▶ [Recorded data]
- - - - -

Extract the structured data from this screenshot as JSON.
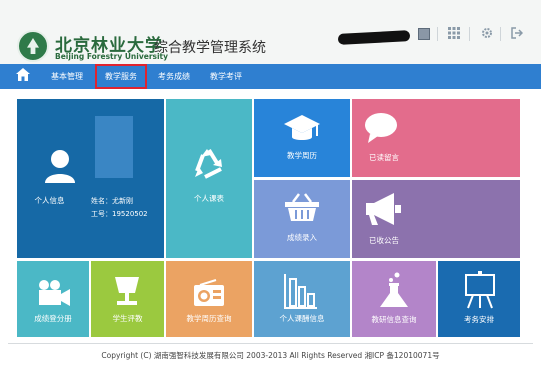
{
  "header": {
    "university_cn": "北京林业大学",
    "university_en": "Beijing Forestry University",
    "system_title": "综合教学管理系统",
    "icons": [
      "user-avatar",
      "grid-icon",
      "gear-icon",
      "exit-icon"
    ]
  },
  "nav": {
    "home_icon": "home-icon",
    "items": [
      {
        "label": "基本管理"
      },
      {
        "label": "教学服务",
        "active": true
      },
      {
        "label": "考务成绩"
      },
      {
        "label": "教学考评"
      }
    ]
  },
  "profile": {
    "label": "个人信息",
    "name_line": "姓名：尤新刚",
    "id_line": "工号：19520502"
  },
  "tiles": {
    "personal_course": "个人课表",
    "teaching_calendar": "教学周历",
    "read_messages": "已读留言",
    "grade_entry": "成绩录入",
    "received_notices": "已收公告",
    "grade_registration": "成绩登分册",
    "student_evaluation": "学生评教",
    "course_calendar_query": "教学周历查询",
    "personal_pay_info": "个人课酬信息",
    "lab_info_query": "教研信息查询",
    "exam_schedule": "考务安排"
  },
  "colors": {
    "nav_blue": "#2f7fd0",
    "profile_blue": "#1669a6",
    "teal": "#4bb8c6",
    "blue": "#2884d9",
    "pink": "#e36c8c",
    "periwinkle": "#7b9ad8",
    "purple": "#8c72ad",
    "lime": "#9bc93f",
    "orange": "#eba363",
    "slate_blue": "#5da2d1",
    "lavender": "#b385c9",
    "dark_blue": "#1a6bb0",
    "active_border": "#e0232f"
  },
  "footer": {
    "copyright": "Copyright (C) 湖南强智科技发展有限公司 2003-2013 All Rights Reserved 湘ICP 备12010071号"
  }
}
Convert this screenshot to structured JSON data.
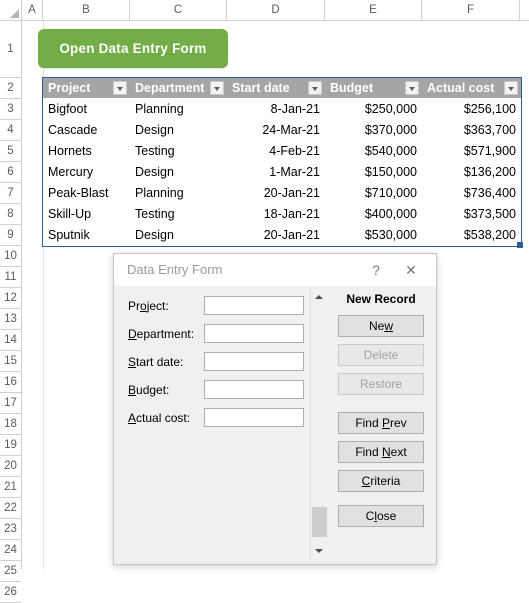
{
  "spreadsheet": {
    "column_headers": [
      "A",
      "B",
      "C",
      "D",
      "E",
      "F"
    ],
    "row_headers": [
      "1",
      "2",
      "3",
      "4",
      "5",
      "6",
      "7",
      "8",
      "9",
      "10",
      "11",
      "12",
      "13",
      "14",
      "15",
      "16",
      "17",
      "18",
      "19",
      "20",
      "21",
      "22",
      "23",
      "24",
      "25",
      "26"
    ],
    "macro_button_label": "Open Data Entry Form",
    "accent_green": "#72ad48",
    "header_gray": "#a5a5a5",
    "selection_blue": "#2a6099",
    "table": {
      "columns": [
        "Project",
        "Department",
        "Start date",
        "Budget",
        "Actual cost"
      ],
      "rows": [
        {
          "project": "Bigfoot",
          "department": "Planning",
          "start_date": "8-Jan-21",
          "budget": "$250,000",
          "actual_cost": "$256,100"
        },
        {
          "project": "Cascade",
          "department": "Design",
          "start_date": "24-Mar-21",
          "budget": "$370,000",
          "actual_cost": "$363,700"
        },
        {
          "project": "Hornets",
          "department": "Testing",
          "start_date": "4-Feb-21",
          "budget": "$540,000",
          "actual_cost": "$571,900"
        },
        {
          "project": "Mercury",
          "department": "Design",
          "start_date": "1-Mar-21",
          "budget": "$150,000",
          "actual_cost": "$136,200"
        },
        {
          "project": "Peak-Blast",
          "department": "Planning",
          "start_date": "20-Jan-21",
          "budget": "$710,000",
          "actual_cost": "$736,400"
        },
        {
          "project": "Skill-Up",
          "department": "Testing",
          "start_date": "18-Jan-21",
          "budget": "$400,000",
          "actual_cost": "$373,500"
        },
        {
          "project": "Sputnik",
          "department": "Design",
          "start_date": "20-Jan-21",
          "budget": "$530,000",
          "actual_cost": "$538,200"
        }
      ]
    }
  },
  "dialog": {
    "title": "Data Entry Form",
    "help_icon": "?",
    "close_icon": "✕",
    "record_status": "New Record",
    "fields": [
      {
        "label_pre": "Pr",
        "accel": "o",
        "label_post": "ject:",
        "value": "",
        "name": "project"
      },
      {
        "label_pre": "",
        "accel": "D",
        "label_post": "epartment:",
        "value": "",
        "name": "department"
      },
      {
        "label_pre": "",
        "accel": "S",
        "label_post": "tart date:",
        "value": "",
        "name": "start-date"
      },
      {
        "label_pre": "",
        "accel": "B",
        "label_post": "udget:",
        "value": "",
        "name": "budget"
      },
      {
        "label_pre": "",
        "accel": "A",
        "label_post": "ctual cost:",
        "value": "",
        "name": "actual-cost"
      }
    ],
    "buttons": [
      {
        "pre": "Ne",
        "accel": "w",
        "post": "",
        "name": "new",
        "enabled": true
      },
      {
        "pre": "Delete",
        "accel": "",
        "post": "",
        "name": "delete",
        "enabled": false
      },
      {
        "pre": "Restore",
        "accel": "",
        "post": "",
        "name": "restore",
        "enabled": false
      },
      {
        "pre": "Find ",
        "accel": "P",
        "post": "rev",
        "name": "find-prev",
        "enabled": true
      },
      {
        "pre": "Find ",
        "accel": "N",
        "post": "ext",
        "name": "find-next",
        "enabled": true
      },
      {
        "pre": "",
        "accel": "C",
        "post": "riteria",
        "name": "criteria",
        "enabled": true
      },
      {
        "pre": "C",
        "accel": "l",
        "post": "ose",
        "name": "close",
        "enabled": true
      }
    ]
  }
}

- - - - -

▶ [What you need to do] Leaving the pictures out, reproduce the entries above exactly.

▶ [Task answer]
Extract the structured data from this screenshot as JSON.
{
  "header": {
    "university_cn": "北京林业大学",
    "university_en": "Beijing Forestry University",
    "system_title": "综合教学管理系统",
    "icons": [
      "user-avatar",
      "grid-icon",
      "gear-icon",
      "exit-icon"
    ]
  },
  "nav": {
    "home_icon": "home-icon",
    "items": [
      {
        "label": "基本管理"
      },
      {
        "label": "教学服务",
        "active": true
      },
      {
        "label": "考务成绩"
      },
      {
        "label": "教学考评"
      }
    ]
  },
  "profile": {
    "label": "个人信息",
    "name_line": "姓名：尤新刚",
    "id_line": "工号：19520502"
  },
  "tiles": {
    "personal_course": "个人课表",
    "teaching_calendar": "教学周历",
    "read_messages": "已读留言",
    "grade_entry": "成绩录入",
    "received_notices": "已收公告",
    "grade_registration": "成绩登分册",
    "student_evaluation": "学生评教",
    "course_calendar_query": "教学周历查询",
    "personal_pay_info": "个人课酬信息",
    "lab_info_query": "教研信息查询",
    "exam_schedule": "考务安排"
  },
  "colors": {
    "nav_blue": "#2f7fd0",
    "profile_blue": "#1669a6",
    "teal": "#4bb8c6",
    "blue": "#2884d9",
    "pink": "#e36c8c",
    "periwinkle": "#7b9ad8",
    "purple": "#8c72ad",
    "lime": "#9bc93f",
    "orange": "#eba363",
    "slate_blue": "#5da2d1",
    "lavender": "#b385c9",
    "dark_blue": "#1a6bb0",
    "active_border": "#e0232f"
  },
  "footer": {
    "copyright": "Copyright (C) 湖南强智科技发展有限公司 2003-2013 All Rights Reserved 湘ICP 备12010071号"
  }
}
Convert this screenshot to structured JSON data.
{
  "spreadsheet": {
    "column_headers": [
      "A",
      "B",
      "C",
      "D",
      "E",
      "F"
    ],
    "row_headers": [
      "1",
      "2",
      "3",
      "4",
      "5",
      "6",
      "7",
      "8",
      "9",
      "10",
      "11",
      "12",
      "13",
      "14",
      "15",
      "16",
      "17",
      "18",
      "19",
      "20",
      "21",
      "22",
      "23",
      "24",
      "25",
      "26"
    ],
    "macro_button_label": "Open Data Entry Form",
    "accent_green": "#72ad48",
    "header_gray": "#a5a5a5",
    "selection_blue": "#2a6099",
    "table": {
      "columns": [
        "Project",
        "Department",
        "Start date",
        "Budget",
        "Actual cost"
      ],
      "rows": [
        {
          "project": "Bigfoot",
          "department": "Planning",
          "start_date": "8-Jan-21",
          "budget": "$250,000",
          "actual_cost": "$256,100"
        },
        {
          "project": "Cascade",
          "department": "Design",
          "start_date": "24-Mar-21",
          "budget": "$370,000",
          "actual_cost": "$363,700"
        },
        {
          "project": "Hornets",
          "department": "Testing",
          "start_date": "4-Feb-21",
          "budget": "$540,000",
          "actual_cost": "$571,900"
        },
        {
          "project": "Mercury",
          "department": "Design",
          "start_date": "1-Mar-21",
          "budget": "$150,000",
          "actual_cost": "$136,200"
        },
        {
          "project": "Peak-Blast",
          "department": "Planning",
          "start_date": "20-Jan-21",
          "budget": "$710,000",
          "actual_cost": "$736,400"
        },
        {
          "project": "Skill-Up",
          "department": "Testing",
          "start_date": "18-Jan-21",
          "budget": "$400,000",
          "actual_cost": "$373,500"
        },
        {
          "project": "Sputnik",
          "department": "Design",
          "start_date": "20-Jan-21",
          "budget": "$530,000",
          "actual_cost": "$538,200"
        }
      ]
    }
  },
  "dialog": {
    "title": "Data Entry Form",
    "help_icon": "?",
    "close_icon": "✕",
    "record_status": "New Record",
    "fields": [
      {
        "label_pre": "Pr",
        "accel": "o",
        "label_post": "ject:",
        "value": "",
        "name": "project"
      },
      {
        "label_pre": "",
        "accel": "D",
        "label_post": "epartment:",
        "value": "",
        "name": "department"
      },
      {
        "label_pre": "",
        "accel": "S",
        "label_post": "tart date:",
        "value": "",
        "name": "start-date"
      },
      {
        "label_pre": "",
        "accel": "B",
        "label_post": "udget:",
        "value": "",
        "name": "budget"
      },
      {
        "label_pre": "",
        "accel": "A",
        "label_post": "ctual cost:",
        "value": "",
        "name": "actual-cost"
      }
    ],
    "buttons": [
      {
        "pre": "Ne",
        "accel": "w",
        "post": "",
        "name": "new",
        "enabled": true
      },
      {
        "pre": "Delete",
        "accel": "",
        "post": "",
        "name": "delete",
        "enabled": false
      },
      {
        "pre": "Restore",
        "accel": "",
        "post": "",
        "name": "restore",
        "enabled": false
      },
      {
        "pre": "Find ",
        "accel": "P",
        "post": "rev",
        "name": "find-prev",
        "enabled": true
      },
      {
        "pre": "Find ",
        "accel": "N",
        "post": "ext",
        "name": "find-next",
        "enabled": true
      },
      {
        "pre": "",
        "accel": "C",
        "post": "riteria",
        "name": "criteria",
        "enabled": true
      },
      {
        "pre": "C",
        "accel": "l",
        "post": "ose",
        "name": "close",
        "enabled": true
      }
    ]
  }
}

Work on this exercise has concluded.